I've built a system of linear equations, where the equations came from:
1) The length of edges are known for both the hexagon and the triangle. This gives $9$ equations in total.
2) The length of 'internal' edges can be expressed two different ways. That is, one equation for each of these edges.
3) Each tile has edges parallel with one of the sides of the great polygon, which means that projections onto lines which are perpendicular to the sides again can be expressed two different ways with the help of the edges, and the coefficients are all the same in absolute value, because $\cos(\frac\pi3)=-\cos(-\frac\pi3)$. This gives $2$ linearly independent equations per tile.

I used the following notation:
enter image description here,
which gave the equations:
$A1=1$,
$F5=1$,
$C9=1$,
$C1=1$,
$C2+B7=1$,
$E2+A7=1$,
$A2=F4$,
$F2=D6$,
$A3+F3=D5$,
$A4=D4$,
$A5=D3+E4$,
$E3=A6$,
$D2=E5$,
$F1+E1+D1=2$,
$B1+C8=2$,
$C7=B2$,
$B3=C6$,
$B4=C5$,
$B5=C4$,
$B6=C3$,
$q=\sqrt{6}$,
$A2+E5+D2+F4=q$,
$F5+D6+C9+B2=q$,
$B1+A1=q$,
$B7=A7$,
$B3=C8$,
$B4=C7$,
$B5=C6$,
$B6+A6=C5$,
$A5=C4$,
$A4=C3+E3$,
$E4=A3$,
$E2=C2$,
$D1=C1+E1$,
$D3=F3$,
$D4=F2$,
$D5=F1$,
$A2=A4+A6+A7$,
$A1=A3+A4+A5+A6$,
$B2+B4+B6=B7$,
$B1=B3+B5+B7$,
$C9=C2+C3+C5+C7$,
$C1+C2=C4+C6+C8$,
$D2=D4+D6$,
$D1=D3+D4+D5+D6$,
$E2=E3+E5$,
$E1=E3+E4$,
$F5=F2+F4$,
$F1+F2+F3=F5$,
which does not have any solutions.

This means, that

we don't even have an upper bound of six for the answer. Furthermore, although I cannot yet prove it, I suspect there is no such tiling at all. But it can also happen, that I made some errors when transcribing the equations, and there is no trick at all.

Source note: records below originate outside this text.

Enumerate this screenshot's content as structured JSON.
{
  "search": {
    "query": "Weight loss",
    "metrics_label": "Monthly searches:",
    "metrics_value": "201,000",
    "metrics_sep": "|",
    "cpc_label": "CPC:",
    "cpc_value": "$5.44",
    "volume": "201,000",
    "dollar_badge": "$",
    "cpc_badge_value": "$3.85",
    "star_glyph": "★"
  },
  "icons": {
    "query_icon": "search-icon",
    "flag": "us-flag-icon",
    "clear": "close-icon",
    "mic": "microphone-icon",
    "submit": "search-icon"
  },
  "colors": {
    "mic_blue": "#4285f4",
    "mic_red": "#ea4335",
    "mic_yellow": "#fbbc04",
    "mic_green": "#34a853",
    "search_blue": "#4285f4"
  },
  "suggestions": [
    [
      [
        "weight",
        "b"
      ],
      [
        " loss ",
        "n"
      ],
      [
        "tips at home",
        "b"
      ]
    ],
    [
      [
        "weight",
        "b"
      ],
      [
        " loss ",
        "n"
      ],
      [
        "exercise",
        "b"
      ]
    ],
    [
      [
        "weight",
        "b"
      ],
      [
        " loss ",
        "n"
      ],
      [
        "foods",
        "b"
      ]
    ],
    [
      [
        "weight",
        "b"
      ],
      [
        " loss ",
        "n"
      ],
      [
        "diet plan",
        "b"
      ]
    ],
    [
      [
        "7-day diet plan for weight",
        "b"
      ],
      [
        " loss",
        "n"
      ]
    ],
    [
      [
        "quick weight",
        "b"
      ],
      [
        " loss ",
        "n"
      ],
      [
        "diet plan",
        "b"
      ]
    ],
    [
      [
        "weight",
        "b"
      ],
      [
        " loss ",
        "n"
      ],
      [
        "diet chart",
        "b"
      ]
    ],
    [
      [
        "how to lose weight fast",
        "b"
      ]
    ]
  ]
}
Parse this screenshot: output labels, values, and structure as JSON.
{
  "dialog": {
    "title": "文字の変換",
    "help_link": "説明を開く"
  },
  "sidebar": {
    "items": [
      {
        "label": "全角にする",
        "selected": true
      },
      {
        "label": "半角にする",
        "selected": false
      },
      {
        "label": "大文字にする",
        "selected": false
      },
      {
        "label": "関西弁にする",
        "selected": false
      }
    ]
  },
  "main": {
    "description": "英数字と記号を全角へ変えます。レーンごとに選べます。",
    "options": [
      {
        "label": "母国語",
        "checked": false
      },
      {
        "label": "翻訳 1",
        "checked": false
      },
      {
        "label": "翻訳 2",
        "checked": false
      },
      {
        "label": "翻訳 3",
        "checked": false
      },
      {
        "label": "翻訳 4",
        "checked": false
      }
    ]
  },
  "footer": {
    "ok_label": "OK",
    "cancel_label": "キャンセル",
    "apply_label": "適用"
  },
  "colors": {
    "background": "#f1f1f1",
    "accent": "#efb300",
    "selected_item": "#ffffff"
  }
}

$\endgroup$
  • $\begingroup$ The diagram is indeed a blind based on $\sqrt(\frac{3}{2})\approx\frac{6}{5}$ - well spotted. But my description is correct; the tiles are congruent and they do tile the hexagon and triangle shown. There is actually a tiling if you allow $\aleph_0$ tiles. $\endgroup$ – Martin Rattigan Feb 12 '17 at 18:12
  • $\begingroup$ The last sentence in the previous comment should have said "a tiling of regular hexagon and triangle satisfying the conditions in the question". $\endgroup$ – Martin Rattigan Feb 12 '17 at 18:32
  • $\begingroup$ Cool, @MartinRattigan. Indeed there was a point during organizing my equations, where an expression had to be equal to $\sqrt{6}$ looking from one point of view, but $\frac{12}{5}$ from an other. At that time I thought I had some wrong maths, and started it all over. When I failed the fourth time, I was still not sure that it was my bad equation-organizing skills, or there is in fact no solution. Are you aware of a simple proof, or at least some heuristics, that allows us to get to the conclusion that there is no solution using a finite number of tiles? $\endgroup$ – elias Feb 12 '17 at 21:39
  • $\begingroup$ No - I'm still looking at that (in between moving house). I don't say $\aleph_0$ is the answer (though I think it is), but it shows at least that there is an answer. I'll post a proof as soon as I have one unless someone beats me to it. If it's not the answer it could get complicated. Examples with $\aleph_0$ tiles are easy enough to produce. $\endgroup$ – Martin Rattigan Feb 12 '17 at 23:18
  • $\begingroup$ I haven't get round to looking for a proof yet but it struck me that my ℵ₀ solutions require a single point polygon, which doesn't conform with my definition of polygon in the question. So elias may be correct in suspecting there is no such tiling at all. $\endgroup$ – Martin Rattigan Mar 23 at 10:17

Your Answer

By clicking “Post Your Answer”, you agree to our terms of service, privacy policy and cookie policy

Not the answer you're looking for? Browse other questions tagged or ask your own question.